NJORD Estonia: Reducing the human factor to help combat money laundering

Loe eestikeelset versiooni SIIT

Danske Bank has been in the spotlight of the media, law enforcement bodies and financial supervisors within the last couples of years in relation to its money laundering scandal via the Estonian branch.

One of the reasons for the large-scale money laundering was the human factor. According to the information in the Guardian[1], several dozens of Danske Bank’s employees may have colluded with customers to get around the necessary background and security checks. Danske Bank said it had reported some of its employees and former employees to the Estonian Police.

There is almost always a human factor involved in money laundering. Employees, CEOs, CFOs become part of the scheme to launder money as these schemes involve human decisions. Therefore, financial institutions should seek measures to prevent or minimize the involvement of its own employees in financial crimes.

One of the solutions could be a deployment of new technologies such as blockchain, robotics and artificial intelligence (AI). Blockchain can be used for tracking all the measures performed by compliance staff, so the process will be more transparent and easier to audit. AI and robotics can be used for KYC (KYC = Know Your Client, information gathered to understand your client better) check, reporting of suspicious transactions and doing analysis on the risk level and the need of additional investigation.

For instance, robotics can be helpful in process automation on the collection of information about a customer and transactions alerted.  Once the KYC check and collection of information is done by the software, AI would step in. The role of the AI will be to perform an analysis based on the collected information and decide whether the suspicion is reasonable and needs to be reported to the compliance officer. This type of work is undertaken by humans currently.
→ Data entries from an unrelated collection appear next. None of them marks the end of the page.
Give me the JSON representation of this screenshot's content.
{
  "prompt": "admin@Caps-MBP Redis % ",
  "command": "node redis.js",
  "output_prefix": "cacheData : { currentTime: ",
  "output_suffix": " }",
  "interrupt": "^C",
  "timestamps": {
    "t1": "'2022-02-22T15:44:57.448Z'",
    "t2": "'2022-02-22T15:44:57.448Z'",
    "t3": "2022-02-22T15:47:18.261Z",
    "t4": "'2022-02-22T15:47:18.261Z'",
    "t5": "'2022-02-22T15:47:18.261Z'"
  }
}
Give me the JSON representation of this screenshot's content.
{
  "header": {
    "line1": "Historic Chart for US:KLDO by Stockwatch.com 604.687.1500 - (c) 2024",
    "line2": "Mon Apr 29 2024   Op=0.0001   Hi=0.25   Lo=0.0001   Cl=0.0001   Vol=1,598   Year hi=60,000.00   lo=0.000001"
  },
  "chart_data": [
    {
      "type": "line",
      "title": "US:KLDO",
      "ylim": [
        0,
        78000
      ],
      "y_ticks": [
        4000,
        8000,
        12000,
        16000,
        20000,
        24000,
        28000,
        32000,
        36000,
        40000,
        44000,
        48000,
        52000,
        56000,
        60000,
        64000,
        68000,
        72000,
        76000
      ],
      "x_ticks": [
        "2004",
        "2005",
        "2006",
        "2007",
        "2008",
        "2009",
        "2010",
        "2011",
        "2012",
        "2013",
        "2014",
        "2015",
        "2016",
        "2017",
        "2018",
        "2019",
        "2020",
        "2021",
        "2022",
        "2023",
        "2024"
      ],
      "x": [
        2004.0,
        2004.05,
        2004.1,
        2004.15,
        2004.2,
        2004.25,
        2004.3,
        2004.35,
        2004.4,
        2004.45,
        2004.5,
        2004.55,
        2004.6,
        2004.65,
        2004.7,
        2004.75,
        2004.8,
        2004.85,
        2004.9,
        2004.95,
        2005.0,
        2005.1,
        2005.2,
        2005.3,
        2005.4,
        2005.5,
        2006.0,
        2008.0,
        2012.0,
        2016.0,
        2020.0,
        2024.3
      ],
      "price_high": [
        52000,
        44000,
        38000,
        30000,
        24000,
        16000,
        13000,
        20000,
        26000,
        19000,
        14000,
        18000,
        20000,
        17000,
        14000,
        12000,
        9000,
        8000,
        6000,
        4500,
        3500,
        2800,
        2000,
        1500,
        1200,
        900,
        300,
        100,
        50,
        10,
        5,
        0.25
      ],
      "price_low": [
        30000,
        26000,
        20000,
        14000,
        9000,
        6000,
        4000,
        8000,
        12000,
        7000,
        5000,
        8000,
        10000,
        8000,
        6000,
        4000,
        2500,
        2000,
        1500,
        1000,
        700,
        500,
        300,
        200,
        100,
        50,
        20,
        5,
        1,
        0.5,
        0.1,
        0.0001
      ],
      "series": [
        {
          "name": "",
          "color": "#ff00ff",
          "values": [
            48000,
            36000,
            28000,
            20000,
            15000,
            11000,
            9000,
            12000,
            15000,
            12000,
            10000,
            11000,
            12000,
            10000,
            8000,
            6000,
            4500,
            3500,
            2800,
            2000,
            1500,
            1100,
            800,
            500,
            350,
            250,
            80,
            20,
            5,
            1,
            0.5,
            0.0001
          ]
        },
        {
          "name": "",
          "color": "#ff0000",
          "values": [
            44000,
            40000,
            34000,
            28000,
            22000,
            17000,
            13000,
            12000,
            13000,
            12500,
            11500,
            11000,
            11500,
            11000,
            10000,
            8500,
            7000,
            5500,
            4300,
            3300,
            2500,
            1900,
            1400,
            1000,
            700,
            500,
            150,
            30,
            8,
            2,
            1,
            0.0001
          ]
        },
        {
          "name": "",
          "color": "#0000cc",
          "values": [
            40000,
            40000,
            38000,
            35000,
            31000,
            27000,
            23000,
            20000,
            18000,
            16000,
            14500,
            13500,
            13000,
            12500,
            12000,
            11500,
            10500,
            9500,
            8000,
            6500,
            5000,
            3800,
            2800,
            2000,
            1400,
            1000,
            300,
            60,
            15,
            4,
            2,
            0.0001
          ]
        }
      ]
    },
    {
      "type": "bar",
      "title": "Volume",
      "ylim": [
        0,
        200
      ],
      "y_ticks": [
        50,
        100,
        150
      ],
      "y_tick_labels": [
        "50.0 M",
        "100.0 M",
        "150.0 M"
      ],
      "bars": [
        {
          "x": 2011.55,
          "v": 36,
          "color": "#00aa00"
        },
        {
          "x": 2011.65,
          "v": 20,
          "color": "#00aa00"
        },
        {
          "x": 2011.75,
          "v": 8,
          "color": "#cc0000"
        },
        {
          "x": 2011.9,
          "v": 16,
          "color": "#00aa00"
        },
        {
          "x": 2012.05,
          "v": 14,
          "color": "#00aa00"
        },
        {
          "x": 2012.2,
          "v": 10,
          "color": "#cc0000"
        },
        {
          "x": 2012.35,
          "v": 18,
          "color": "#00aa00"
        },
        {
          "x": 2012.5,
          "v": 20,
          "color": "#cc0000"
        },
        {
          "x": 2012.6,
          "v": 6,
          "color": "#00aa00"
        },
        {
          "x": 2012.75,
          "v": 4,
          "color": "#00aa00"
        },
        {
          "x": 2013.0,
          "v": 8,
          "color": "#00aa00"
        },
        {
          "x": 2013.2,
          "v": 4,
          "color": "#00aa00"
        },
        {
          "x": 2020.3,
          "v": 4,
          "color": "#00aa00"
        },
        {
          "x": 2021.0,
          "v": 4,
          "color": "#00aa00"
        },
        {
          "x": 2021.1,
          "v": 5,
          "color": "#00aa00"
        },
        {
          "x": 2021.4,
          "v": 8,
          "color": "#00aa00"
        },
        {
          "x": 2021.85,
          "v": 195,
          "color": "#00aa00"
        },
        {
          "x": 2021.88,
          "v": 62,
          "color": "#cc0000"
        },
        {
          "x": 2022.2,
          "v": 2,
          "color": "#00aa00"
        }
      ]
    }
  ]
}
Apart from eliminating the human factor in money laundering, the second reason in favor of the technologies is that it reduces time and cost. The legal burden for financial institutions is becoming only higher and that fact makes AML (AML = Anti-Money Laundering) compliance costlier and more time-consuming. But customers are not enjoying the process either, the process of opening an account can sometimes take up to 1-2 months. Therefore, new technologies can bring a win-win situation for the financial institutions, as the process will be cheaper and faster.

However, not even technologies are perfect. The biggest threat of the usage of new technologies is that these can be hacked, corrupted or they do not operate properly due to bugs in the system. Thus, it leaves a criminal with a chance to fool the technologies.

[1] Borgen, T. (2018). Danske Bank chief resigns over €200bn money-laundering scandal. https://www.theguardian.com/business/2018/sep/19/danske-bank-chief-resigns-over-money-laundering-scandal

Latest news

NJORD strengthens the partnership

We are pleased and proud to welcome NJORD’s new partner, Anders Wernblad, who is an expert on IT law and e-commerce. On 1 August, Anders joined NJORD as a new partner at our offices in Copenhagen.

NJORD Latvia: Companies, which failed to disclose their beneficiaries, will be excluded from Latvian Register of Enterprises

On 29 June 2019, new amendments to the law “On the Prevention of Money Laundering and Terrorism Financing” (the Law) became effective. In accordance with these amendments, the Register of Enterprises of the Republic of Latvia (the Register) was granted the right to liquidate a commercial company, if it failed to submit to the Register information on its beneficial owners (beneficiaries).

Get the latest legal news

We gladly share our knowledge with you. Subscribe to our newsletters.

Subscribe here